Neo-Nazi arrests: British Army soldiers charged with terror offences
Three men, including two British soldiers, have been charged under terror laws for being part of a proscribed neo-Nazi group.
32-year-old Mikko Vehvilainen from Finland and 24-year-old Mark Barrett, both of whom serve in the British Army, as well as 22-year-old Alex Deakin, have been charged with being members of far-right group National Action.
The party was the first of its kind to be proscribed in the UK last year after an assessment revealed it is “concerned with terrorism.”
The men are among a group of five arrested on September 5. Two men have been released without charge.
The trio are due to appear before Westminster Magistrates' Court on Tuesday.Vehvilainen, who is also a fitness instructor now based at Sennybridge Camp, Powys, has been charged with being part of National Action, possessing terrorist documents, publishing racist material online and possession of pepper spray.
Barrett, from Northampton, faces a sole count of being part of National Action.
Deakin, from Coventry, has been charged with being part of the proscribed party, possessing and distributing terrorist material and inciting racial hatred after stickers from National Action appeared in various places around Aston University Camp.
The West Midlands Counter-Terrorism Unit, the Wales Extremism Counter-Terrorism Unit and the East Midlands Counter-Terrorism Intelligence Unit cooperated in making the arrests last week.
West Midlands Police said the arrests had been "pre-planned and intelligence-led" with no threat to public safety.
The force said two 24-year-old men, one from man from Northampton and one from Ipswich, were released without charge on Saturday following inquiries.
Home Secretary Amber Rudd decided to proscribe National Action in December last year as she said it is a “racist, anti-Semitic and homophobic organisation which stirs up hatred, glorifies violence and promotes a vile ideology”.
The outlawing of the party makes it a crime to be a member or supporter, punishable by a maximum of ten years in prison.

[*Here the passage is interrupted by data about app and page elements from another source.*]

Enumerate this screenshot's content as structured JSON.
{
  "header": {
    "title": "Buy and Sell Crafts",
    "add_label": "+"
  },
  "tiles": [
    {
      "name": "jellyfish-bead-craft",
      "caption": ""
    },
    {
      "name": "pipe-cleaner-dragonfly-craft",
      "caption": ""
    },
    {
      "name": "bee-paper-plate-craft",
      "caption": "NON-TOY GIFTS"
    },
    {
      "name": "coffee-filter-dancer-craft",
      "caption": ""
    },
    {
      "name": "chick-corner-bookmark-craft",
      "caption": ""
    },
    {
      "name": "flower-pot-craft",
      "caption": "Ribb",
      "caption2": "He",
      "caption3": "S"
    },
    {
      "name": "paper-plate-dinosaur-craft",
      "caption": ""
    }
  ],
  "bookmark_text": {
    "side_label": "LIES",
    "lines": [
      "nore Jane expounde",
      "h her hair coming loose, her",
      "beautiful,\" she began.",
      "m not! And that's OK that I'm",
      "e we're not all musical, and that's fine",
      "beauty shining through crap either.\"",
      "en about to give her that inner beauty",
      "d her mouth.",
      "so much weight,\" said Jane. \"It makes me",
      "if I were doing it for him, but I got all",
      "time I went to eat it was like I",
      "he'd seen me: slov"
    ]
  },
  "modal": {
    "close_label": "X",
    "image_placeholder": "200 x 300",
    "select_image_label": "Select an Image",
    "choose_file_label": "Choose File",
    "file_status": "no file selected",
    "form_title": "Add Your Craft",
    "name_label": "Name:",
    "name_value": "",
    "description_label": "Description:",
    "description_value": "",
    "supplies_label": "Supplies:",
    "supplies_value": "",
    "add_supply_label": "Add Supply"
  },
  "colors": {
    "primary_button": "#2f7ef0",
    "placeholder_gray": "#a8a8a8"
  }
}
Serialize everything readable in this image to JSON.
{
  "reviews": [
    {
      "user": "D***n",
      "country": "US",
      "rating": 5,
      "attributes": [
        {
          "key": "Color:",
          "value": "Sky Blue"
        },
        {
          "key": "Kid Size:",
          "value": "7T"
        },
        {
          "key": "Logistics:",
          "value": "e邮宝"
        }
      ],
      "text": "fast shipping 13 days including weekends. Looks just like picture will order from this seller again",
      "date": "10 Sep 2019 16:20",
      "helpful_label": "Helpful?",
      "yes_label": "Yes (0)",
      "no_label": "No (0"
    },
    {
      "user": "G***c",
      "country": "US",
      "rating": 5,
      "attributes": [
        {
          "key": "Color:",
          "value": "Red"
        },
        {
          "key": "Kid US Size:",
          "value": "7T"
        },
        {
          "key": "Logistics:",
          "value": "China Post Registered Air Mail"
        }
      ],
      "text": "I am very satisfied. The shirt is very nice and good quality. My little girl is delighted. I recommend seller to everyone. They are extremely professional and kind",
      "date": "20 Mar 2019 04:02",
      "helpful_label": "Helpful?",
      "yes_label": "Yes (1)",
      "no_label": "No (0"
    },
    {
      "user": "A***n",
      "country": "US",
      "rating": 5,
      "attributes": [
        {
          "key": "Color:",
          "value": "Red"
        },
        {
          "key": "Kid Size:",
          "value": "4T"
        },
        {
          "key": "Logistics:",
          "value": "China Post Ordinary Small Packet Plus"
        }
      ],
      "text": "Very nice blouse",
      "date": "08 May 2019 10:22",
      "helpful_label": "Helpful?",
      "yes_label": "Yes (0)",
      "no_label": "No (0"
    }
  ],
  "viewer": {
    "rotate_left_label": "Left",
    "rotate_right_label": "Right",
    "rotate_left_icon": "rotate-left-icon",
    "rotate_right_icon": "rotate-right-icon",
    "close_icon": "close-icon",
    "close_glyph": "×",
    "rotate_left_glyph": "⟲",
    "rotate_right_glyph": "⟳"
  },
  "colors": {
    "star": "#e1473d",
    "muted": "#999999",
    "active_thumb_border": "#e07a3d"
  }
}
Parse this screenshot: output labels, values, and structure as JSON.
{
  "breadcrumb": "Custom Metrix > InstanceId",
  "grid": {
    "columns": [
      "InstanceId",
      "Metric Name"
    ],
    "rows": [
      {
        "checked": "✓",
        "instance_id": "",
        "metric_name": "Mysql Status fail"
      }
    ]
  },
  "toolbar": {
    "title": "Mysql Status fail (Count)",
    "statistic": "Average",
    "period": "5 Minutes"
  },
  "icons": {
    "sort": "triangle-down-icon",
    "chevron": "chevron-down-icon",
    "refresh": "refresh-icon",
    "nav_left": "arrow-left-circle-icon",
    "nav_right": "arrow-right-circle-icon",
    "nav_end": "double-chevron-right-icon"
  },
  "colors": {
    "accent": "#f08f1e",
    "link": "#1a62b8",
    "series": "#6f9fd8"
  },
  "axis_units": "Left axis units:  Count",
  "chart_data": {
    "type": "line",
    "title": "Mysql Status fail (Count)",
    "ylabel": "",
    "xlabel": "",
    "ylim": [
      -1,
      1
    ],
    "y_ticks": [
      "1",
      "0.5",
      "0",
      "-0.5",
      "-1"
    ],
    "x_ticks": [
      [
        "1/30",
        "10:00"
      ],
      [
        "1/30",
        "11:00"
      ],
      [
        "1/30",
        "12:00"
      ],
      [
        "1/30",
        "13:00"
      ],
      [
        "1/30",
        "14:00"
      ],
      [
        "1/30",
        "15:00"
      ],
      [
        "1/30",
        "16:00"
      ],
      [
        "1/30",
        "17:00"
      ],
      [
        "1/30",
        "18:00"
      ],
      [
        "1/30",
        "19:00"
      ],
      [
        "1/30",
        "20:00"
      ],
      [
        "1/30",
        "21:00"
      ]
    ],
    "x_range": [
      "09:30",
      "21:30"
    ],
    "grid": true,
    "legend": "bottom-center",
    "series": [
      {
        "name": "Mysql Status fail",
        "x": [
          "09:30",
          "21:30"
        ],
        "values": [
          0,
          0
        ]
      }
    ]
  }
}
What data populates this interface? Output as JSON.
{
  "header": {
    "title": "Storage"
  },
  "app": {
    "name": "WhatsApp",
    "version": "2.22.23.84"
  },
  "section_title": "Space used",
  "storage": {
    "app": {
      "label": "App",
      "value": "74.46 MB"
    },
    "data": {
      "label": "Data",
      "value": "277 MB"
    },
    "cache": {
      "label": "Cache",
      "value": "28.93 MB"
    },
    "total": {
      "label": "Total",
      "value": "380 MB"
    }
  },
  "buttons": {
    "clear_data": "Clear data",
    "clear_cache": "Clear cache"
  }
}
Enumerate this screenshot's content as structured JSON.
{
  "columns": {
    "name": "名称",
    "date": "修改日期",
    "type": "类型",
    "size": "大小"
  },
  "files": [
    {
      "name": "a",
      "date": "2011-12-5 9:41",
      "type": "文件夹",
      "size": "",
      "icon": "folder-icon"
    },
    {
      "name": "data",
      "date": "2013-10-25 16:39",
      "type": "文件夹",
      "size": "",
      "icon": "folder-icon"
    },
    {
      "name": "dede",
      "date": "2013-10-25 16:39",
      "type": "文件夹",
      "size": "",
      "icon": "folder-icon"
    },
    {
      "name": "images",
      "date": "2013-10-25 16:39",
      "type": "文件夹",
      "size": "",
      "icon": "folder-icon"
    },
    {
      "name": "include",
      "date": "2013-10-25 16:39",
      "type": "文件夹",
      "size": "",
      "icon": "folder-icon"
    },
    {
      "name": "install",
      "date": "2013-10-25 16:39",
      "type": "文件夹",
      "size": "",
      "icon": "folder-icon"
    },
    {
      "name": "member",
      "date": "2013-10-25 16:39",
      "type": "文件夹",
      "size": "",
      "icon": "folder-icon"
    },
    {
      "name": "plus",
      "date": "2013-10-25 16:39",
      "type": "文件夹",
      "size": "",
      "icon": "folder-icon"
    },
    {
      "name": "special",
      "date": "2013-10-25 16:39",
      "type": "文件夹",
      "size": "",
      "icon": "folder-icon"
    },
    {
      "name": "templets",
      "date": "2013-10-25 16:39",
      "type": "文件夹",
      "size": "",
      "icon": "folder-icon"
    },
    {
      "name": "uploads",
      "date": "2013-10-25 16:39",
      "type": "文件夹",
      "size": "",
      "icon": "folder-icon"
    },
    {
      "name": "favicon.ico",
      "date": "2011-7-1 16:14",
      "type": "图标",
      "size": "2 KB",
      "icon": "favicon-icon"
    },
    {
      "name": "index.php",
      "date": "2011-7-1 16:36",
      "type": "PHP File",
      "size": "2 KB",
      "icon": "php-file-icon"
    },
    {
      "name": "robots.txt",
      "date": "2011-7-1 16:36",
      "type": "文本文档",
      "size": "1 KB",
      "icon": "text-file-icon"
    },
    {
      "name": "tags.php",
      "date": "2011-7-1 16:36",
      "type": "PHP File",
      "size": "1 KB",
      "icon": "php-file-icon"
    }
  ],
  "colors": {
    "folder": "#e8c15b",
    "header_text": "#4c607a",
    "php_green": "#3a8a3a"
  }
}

Just three months after the ban, however, anti-extremist campaign group Hope not Hate reported National Action was carrying on its activity “in all but name and poses a serious terrorist threat”.